The Waldensians were a movement founded by Peter Waldo in Lyon around 1170. Seventh-day Adventists have historically connected Waldensians to fulfillment of eschatological prophecy.

Isolina Alves Avelino Waldvogel was a poet, writer, translator, editor, and reviewer of the Brazilian Publishing House.

Luiz Waldvogel was an editor, translator, and writer for the Brazilian Publishing House.

​Eli S. Walker was the first and the fourth treasurer of the General Conference of Seventh-day Adventists.

​Oswald Carlyle Walker was among the earliest pioneering pastors of Afro-Caribbean descent to work in the English speaking Caribbean sphere of Seventh-day Adventist missionary work. He contributed to the consolidation of the Adventist work in Barbados and the wider Caribbean.

Walla Walla University is a Seventh-day Adventist institution of higher education founded in 1892. Its headquarters is located on an 83-acre campus in the Walla Walla Valley in southeastern Washington state. The university also operates three satellite campuses: a School of Nursing in Portland, Oregon, a marine biology station near Anacortes, Washington, and a School of Social Work and Sociology graduate campus in Billings, Montana.

Ira Otto Wallace and his wife, Mary Stivers Wallace, were missionaries, colporteurs, nursing home administrators, and pioneers in establishing the nursing home healthcare industry.

Wallis and Futuna Islands are French overseas territories located in the South Pacific Ocean. The Seventh-day Adventist Church established a presence in the islands in 2007.

Alfred Walters was a concert violinist, highly-regarded music educator and orchestral conductor at Atlantic Union College and La Sierra College (now University).

​Panamanian-born Hiram Sebastian “Tim” Walters was a dynamic evangelist, pastor and church administrator whose very significant leadership skills transformed and invigorated the growth of the Adventist faith in Jamaica for over thirty years.

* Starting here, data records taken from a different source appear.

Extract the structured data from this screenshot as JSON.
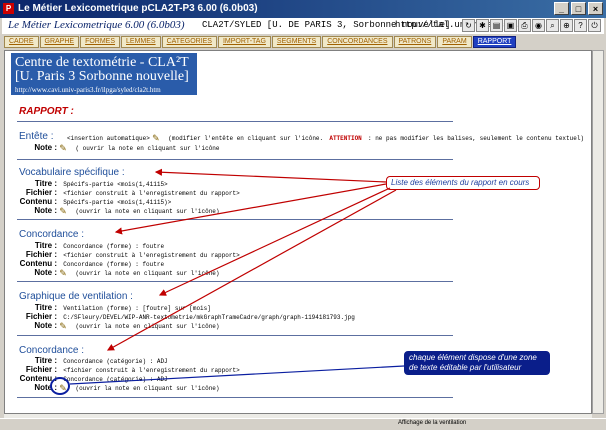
{
  "window": {
    "title": "Le Métier Lexicometrique pCLA2T-P3 6.00 (6.0b03)",
    "app_icon": "app-logo-icon",
    "buttons": [
      "_",
      "□",
      "×"
    ]
  },
  "header": {
    "app_name": "Le Métier Lexicometrique 6.00 (6.0b03)",
    "context": "CLA2T/SYLED [U. DE PARIS 3, Sorbonne nouvelle]",
    "url": "http://tal.univ-paris3.fr"
  },
  "tabs": [
    "CADRE",
    "GRAPHE",
    "FORMES",
    "LEMMES",
    "CATEGORIES",
    "IMPORT-TAG",
    "SEGMENTS",
    "CONCORDANCES",
    "PATRONS",
    "PARAM",
    "RAPPORT"
  ],
  "active_tab": "RAPPORT",
  "banner": {
    "line1": "Centre de textométrie - CLA²T",
    "line2": "[U. Paris 3 Sorbonne nouvelle]",
    "url": "http://www.cavi.univ-paris3.fr/ilpga/syled/cla2t.htm"
  },
  "rapport_title": "RAPPORT :",
  "sections": {
    "entete": {
      "title": "Entête :",
      "row1_val": "<insertion automatique>",
      "row1_suffix": "(modifier l'entête en cliquant sur l'icône.",
      "attention": "ATTENTION",
      "row1_tail": ": ne pas modifier les balises, seulement le contenu textuel)",
      "note_label": "Note :",
      "note_val": "( ouvrir la note en cliquant sur l'icône"
    },
    "vocab": {
      "title": "Vocabulaire spécifique :",
      "titre_label": "Titre :",
      "titre_val": "Spécifs-partie <mois(1,41115>",
      "fichier_label": "Fichier :",
      "fichier_val": "<fichier construit à l'enregistrement du rapport>",
      "contenu_label": "Contenu :",
      "contenu_val": "Spécifs-partie <mois(1,41115)>",
      "note_label": "Note :",
      "note_val": "(ouvrir la note en cliquant sur l'icône)"
    },
    "conc1": {
      "title": "Concordance :",
      "titre_label": "Titre :",
      "titre_val": "Concordance (forme) : foutre",
      "fichier_label": "Fichier :",
      "fichier_val": "<fichier construit à l'enregistrement du rapport>",
      "contenu_label": "Contenu :",
      "contenu_val": "Concordance (forme) : foutre",
      "note_label": "Note :",
      "note_val": "(ouvrir la note en cliquant sur l'icône)"
    },
    "graph": {
      "title": "Graphique de ventilation :",
      "titre_label": "Titre :",
      "titre_val": "Ventilation (forme) : [foutre] sur [mois]",
      "fichier_label": "Fichier :",
      "fichier_val": "C:/SFleury/DEVEL/WIP-ANR-textometrie/mkGraphTrameCadre/graph/graph-1194181793.jpg",
      "note_label": "Note :",
      "note_val": "(ouvrir la note en cliquant sur l'icône)"
    },
    "conc2": {
      "title": "Concordance :",
      "titre_label": "Titre :",
      "titre_val": "Concordance (catégorie) : ADJ",
      "fichier_label": "Fichier :",
      "fichier_val": "<fichier construit à l'enregistrement du rapport>",
      "contenu_label": "Contenu :",
      "contenu_val": "Concordance (catégorie) : ADJ",
      "note_label": "Note :",
      "note_val": "(ouvrir la note en cliquant sur l'icône)"
    }
  },
  "callouts": {
    "list": "Liste des éléments du rapport en cours",
    "editable": "chaque élément dispose d'une zone de texte éditable par l'utilisateur"
  },
  "status": "Affichage de la ventilation",
  "colors": {
    "titlebar": "#0a246a",
    "active_tab": "#2040c0",
    "section_title": "#1f4e9a",
    "rapport": "#c00000"
  }
}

Rufus and Theodora Wangerin were a missionary couple who led the missionary work of the Korean Adventist Church in the early days.

​Gustav Adolph Wantzlick was a pastor and church administrator. Wantzlick and his wife, Margaret, were missionaries to the Dutch East Indies (now Indonesia).

​The Warburton Sanitarium and Hospital operated under a number of names for 91 years between 1910 and 2001. It commenced as a health home and was sold in 2001 as a hospital and health resort.

Arthur Audley Ward was a pastor and church administrator who contributed to Adventist mission in the West Indies and in America.

For nearly sixty years, Eric Calvin Ward served the Seventh-day Adventist Church as a renowned pastor, evangelist, educator, church builder, and administrator.

Frederick Ward served the Seventh-day Adventist Church as a printer, teacher, and minister. He and his wife, Myrtle Lewis Marrett, are best remembered for their extended service on Pitcairn Island.

​Henry Dana Ward, a Harvard-educated Episcopalian clergyman, authored numerous works on biblical prophecy and became a leading figure in the Millerite movement.

​Ellsworth E. Wareham, pioneering cardiothoracic surgeon and co-founder of the Loma Linda University Overseas Heart Surgery Team, also became widely known during the final 15 years of his life for the vigorous health that made him an exemplar of the Loma Linda, California, region in “The Blue Zones” longevity study.

​Ernest Roy Warland was a missionary to Kenya and founder principal of Kamagambo School.